Jenny Craig, Inc.: Kirstie Alley campaignRayna Bailey
With 64 percent of American adults considered overweight or obese in 2004, weight loss was big business in the United States. An estimated 44 percent of women and 29 percent of men were trying to lose weight in 2004, and they were spending about $44 billion on diet programs. That amount was expected to increase steadily to nearly $48 billion by 2006. As the number of overweight people looking for a magic bullet for weight loss grew, so did fad programs promising to make the task of dieting easier. Diet crazes such as the Atkins low-carbohydrate diet plan began winning consumers away from traditional programs, such as Jenny Craig, that took a conservative approach to dieting. By 2004 the number of people signing on with Jenny Craig weight-management centers was stagnating.
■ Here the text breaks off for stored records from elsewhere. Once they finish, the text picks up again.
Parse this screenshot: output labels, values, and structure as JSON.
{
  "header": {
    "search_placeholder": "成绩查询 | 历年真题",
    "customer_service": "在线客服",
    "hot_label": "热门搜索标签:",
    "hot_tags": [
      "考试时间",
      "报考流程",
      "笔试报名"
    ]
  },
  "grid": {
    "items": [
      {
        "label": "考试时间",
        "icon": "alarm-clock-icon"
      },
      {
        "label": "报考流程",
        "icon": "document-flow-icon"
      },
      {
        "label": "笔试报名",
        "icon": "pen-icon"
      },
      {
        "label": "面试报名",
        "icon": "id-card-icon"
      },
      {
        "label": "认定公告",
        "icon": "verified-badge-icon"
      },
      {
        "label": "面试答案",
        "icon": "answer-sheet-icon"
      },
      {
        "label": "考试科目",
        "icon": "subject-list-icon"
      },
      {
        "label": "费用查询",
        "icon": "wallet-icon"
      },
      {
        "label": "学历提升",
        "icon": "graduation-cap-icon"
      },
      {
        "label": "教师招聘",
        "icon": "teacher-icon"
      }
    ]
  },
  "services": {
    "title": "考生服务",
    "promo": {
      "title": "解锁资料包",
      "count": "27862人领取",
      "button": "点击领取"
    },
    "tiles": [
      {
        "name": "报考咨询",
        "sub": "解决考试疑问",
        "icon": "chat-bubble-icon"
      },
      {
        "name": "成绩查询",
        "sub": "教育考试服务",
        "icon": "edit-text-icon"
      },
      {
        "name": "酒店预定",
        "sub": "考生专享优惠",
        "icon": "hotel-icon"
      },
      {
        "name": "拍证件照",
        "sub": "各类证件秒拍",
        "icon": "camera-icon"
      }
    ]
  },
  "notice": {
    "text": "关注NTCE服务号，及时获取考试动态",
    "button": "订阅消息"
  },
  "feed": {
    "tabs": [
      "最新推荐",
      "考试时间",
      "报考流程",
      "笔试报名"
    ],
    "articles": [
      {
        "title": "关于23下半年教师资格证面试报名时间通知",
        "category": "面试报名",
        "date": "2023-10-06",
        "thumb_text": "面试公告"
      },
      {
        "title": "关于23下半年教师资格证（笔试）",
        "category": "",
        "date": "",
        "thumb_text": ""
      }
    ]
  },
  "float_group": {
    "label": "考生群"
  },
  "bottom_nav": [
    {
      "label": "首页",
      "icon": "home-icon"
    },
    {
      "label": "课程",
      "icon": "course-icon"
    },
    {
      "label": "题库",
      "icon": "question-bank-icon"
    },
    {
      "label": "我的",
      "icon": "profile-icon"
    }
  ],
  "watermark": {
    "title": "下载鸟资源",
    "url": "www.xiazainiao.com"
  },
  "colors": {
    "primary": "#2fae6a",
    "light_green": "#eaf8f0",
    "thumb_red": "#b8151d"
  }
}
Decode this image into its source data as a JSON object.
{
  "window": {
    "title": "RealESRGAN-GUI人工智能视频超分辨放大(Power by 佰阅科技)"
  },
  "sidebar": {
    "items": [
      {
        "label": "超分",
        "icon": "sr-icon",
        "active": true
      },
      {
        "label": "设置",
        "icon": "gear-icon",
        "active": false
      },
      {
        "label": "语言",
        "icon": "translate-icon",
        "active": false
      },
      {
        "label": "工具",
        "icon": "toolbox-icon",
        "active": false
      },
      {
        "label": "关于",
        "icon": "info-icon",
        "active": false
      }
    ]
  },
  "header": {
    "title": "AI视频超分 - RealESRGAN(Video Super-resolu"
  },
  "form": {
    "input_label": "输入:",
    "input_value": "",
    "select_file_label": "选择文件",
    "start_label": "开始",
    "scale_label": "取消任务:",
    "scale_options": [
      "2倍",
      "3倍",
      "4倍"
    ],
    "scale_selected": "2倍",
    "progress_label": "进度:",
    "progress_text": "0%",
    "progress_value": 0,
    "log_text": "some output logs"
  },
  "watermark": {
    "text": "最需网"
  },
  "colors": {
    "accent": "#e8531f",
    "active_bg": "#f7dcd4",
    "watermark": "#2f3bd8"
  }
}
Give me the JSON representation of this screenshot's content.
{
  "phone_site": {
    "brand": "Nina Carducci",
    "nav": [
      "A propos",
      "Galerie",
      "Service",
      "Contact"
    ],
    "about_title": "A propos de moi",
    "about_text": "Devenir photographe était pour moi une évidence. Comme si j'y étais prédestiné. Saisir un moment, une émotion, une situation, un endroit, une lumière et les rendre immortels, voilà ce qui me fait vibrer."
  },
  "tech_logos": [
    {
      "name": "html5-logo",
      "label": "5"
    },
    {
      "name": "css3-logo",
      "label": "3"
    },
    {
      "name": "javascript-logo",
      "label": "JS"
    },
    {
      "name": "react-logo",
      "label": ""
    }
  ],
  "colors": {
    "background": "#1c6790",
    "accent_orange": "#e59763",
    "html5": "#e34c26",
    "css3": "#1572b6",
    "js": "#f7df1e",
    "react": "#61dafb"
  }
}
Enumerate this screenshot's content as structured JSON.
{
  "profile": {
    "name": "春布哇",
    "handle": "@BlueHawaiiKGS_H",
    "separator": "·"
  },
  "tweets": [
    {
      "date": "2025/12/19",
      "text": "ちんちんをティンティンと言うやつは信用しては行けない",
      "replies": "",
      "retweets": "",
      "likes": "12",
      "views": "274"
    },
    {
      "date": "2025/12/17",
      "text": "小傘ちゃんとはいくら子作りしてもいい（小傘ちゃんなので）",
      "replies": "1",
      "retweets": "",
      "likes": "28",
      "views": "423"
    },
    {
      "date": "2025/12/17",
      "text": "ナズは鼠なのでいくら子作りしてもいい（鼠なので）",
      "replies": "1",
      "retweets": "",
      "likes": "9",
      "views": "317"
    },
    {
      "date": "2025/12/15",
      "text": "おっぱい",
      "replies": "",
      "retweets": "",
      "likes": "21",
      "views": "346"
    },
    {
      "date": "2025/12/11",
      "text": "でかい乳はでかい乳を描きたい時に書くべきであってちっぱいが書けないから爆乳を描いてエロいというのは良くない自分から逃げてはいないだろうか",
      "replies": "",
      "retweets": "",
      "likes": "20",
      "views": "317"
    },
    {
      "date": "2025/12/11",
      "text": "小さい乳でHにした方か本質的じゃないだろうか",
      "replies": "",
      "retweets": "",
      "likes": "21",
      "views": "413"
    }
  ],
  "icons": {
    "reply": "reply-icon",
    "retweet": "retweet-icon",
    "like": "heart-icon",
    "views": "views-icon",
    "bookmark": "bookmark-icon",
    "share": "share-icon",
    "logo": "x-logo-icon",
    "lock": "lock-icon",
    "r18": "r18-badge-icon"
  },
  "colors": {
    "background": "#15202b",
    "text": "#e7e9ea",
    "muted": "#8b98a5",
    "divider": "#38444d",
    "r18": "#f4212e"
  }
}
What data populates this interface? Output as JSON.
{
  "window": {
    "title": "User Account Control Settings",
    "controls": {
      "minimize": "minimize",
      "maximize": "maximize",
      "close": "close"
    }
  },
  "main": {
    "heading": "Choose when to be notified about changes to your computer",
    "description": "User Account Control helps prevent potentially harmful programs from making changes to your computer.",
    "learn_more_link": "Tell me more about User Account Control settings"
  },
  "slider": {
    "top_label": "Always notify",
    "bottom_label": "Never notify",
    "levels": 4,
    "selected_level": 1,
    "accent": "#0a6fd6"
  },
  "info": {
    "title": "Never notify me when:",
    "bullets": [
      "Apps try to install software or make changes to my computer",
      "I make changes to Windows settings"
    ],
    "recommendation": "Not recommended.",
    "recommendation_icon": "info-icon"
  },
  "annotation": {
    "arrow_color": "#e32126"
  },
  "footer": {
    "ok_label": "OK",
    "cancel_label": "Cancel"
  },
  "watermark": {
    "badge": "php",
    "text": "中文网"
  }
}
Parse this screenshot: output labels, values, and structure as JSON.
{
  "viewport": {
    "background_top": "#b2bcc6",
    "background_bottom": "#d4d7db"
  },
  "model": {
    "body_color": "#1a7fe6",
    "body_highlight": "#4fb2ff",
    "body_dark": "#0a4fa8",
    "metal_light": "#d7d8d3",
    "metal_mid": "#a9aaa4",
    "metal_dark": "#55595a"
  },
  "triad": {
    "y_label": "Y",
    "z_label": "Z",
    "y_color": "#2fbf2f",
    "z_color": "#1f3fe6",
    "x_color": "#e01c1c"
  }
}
To win back customers, in 2004 Jenny Craig made two changes: it added to its roster a new diet program that offered clients more flexibility than its original plans, and it signed on J. Walter Thompson New York as its advertising agency, replacing its former agency, Johnson/Ukropina of Irvine, California. The first task for J. Walter Thompson was to create an advertising campaign supporting Jenny Craig's new diet program, Jenny YourStyle. Although the campaign began in September 2004, it was replaced just months later, in January 2005, with a new set of advertisements that featured actress/comedian Kirstie Alley as its celebrity spokeswoman. No budget for the new campaign was available, but according to a report in the New York Times, the preceding campaign, "Jenny YourStyle," cost $30 million.